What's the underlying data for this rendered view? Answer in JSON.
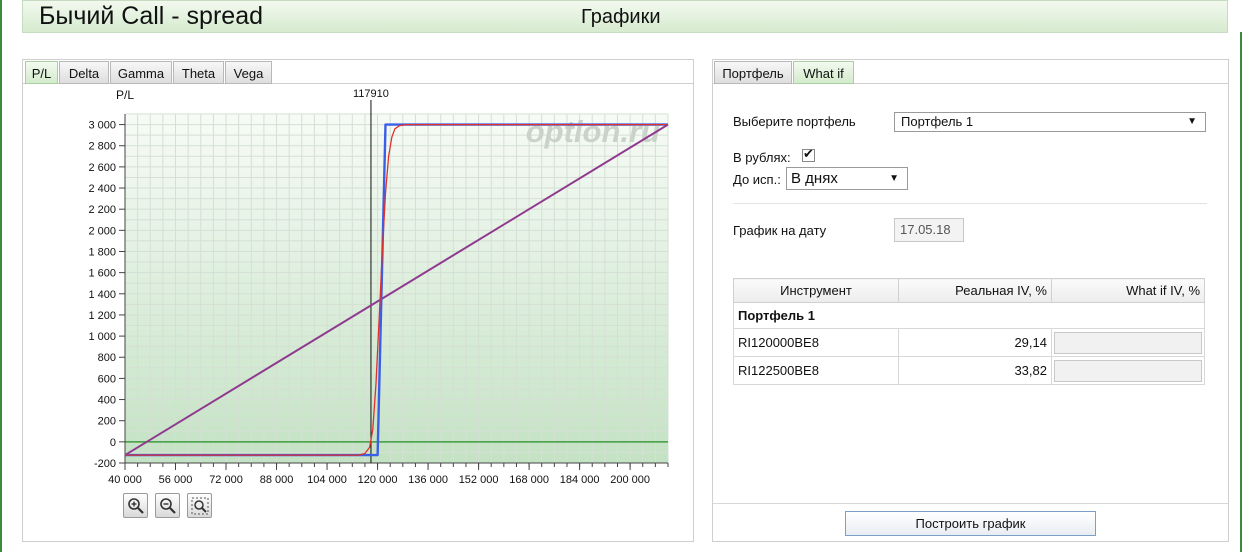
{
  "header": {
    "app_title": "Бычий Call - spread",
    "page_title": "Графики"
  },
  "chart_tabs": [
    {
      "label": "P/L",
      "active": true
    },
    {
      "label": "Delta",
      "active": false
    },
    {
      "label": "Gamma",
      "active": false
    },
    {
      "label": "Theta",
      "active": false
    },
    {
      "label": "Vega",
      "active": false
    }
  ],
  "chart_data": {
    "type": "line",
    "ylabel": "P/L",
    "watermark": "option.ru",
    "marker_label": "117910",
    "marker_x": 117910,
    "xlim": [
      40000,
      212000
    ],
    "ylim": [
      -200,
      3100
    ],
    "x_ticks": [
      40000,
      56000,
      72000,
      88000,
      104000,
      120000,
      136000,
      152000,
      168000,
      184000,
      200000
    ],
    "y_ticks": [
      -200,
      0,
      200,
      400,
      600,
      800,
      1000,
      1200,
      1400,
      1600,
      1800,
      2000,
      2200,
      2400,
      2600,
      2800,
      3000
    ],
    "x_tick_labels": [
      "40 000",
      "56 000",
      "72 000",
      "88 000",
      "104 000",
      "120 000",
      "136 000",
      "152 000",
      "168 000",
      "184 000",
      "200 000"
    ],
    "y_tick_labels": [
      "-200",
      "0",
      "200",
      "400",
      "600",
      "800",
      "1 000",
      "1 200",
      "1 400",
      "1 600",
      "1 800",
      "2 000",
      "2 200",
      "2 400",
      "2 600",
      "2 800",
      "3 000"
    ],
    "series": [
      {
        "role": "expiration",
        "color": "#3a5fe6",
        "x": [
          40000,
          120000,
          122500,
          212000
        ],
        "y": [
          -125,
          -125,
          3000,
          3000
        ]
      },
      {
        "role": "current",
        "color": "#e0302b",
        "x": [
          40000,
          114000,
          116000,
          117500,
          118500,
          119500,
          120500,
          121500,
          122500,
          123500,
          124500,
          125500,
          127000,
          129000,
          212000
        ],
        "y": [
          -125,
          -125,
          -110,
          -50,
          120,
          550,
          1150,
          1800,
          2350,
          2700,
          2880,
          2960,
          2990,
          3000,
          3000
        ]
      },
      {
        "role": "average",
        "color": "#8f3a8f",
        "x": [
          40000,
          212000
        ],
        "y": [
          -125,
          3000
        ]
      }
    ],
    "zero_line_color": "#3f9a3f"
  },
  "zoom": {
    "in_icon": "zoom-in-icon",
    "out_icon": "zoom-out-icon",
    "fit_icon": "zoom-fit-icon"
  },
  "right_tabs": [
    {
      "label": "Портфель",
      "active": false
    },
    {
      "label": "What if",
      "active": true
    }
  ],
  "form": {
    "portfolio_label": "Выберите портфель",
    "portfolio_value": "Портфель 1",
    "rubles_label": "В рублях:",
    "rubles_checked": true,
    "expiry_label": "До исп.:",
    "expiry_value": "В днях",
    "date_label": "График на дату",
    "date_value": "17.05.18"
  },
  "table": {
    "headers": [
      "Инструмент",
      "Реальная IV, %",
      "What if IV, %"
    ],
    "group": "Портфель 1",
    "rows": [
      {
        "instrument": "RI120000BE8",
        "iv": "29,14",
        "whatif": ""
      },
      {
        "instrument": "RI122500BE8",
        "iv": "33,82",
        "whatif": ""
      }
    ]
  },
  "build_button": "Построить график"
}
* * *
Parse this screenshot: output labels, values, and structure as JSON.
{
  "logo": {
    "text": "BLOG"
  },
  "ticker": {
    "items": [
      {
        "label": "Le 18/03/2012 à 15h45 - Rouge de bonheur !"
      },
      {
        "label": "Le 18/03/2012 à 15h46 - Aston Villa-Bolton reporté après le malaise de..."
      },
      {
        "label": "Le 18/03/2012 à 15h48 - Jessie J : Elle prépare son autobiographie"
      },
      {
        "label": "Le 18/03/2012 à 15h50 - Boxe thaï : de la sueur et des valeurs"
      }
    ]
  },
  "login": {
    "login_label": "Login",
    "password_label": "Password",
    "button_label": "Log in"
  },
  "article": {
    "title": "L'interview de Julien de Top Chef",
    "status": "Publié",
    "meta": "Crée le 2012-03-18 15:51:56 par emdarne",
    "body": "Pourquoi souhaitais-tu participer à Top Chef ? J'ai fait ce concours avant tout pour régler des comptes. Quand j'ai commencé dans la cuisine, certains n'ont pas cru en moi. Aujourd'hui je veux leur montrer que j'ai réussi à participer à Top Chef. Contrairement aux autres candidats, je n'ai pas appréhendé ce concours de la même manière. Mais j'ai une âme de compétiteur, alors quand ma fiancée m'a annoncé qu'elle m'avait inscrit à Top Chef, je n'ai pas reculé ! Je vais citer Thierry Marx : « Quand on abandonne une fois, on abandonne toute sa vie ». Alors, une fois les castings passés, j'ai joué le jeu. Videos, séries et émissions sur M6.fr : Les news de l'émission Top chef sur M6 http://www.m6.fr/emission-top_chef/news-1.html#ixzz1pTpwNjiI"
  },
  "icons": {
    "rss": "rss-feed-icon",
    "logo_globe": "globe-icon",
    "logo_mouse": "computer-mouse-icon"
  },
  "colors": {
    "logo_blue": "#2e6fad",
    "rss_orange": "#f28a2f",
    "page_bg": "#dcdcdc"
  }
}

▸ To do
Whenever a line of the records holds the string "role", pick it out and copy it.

▸ Output for this exercise
        "role": "expiration",
        "role": "current",
        "role": "average",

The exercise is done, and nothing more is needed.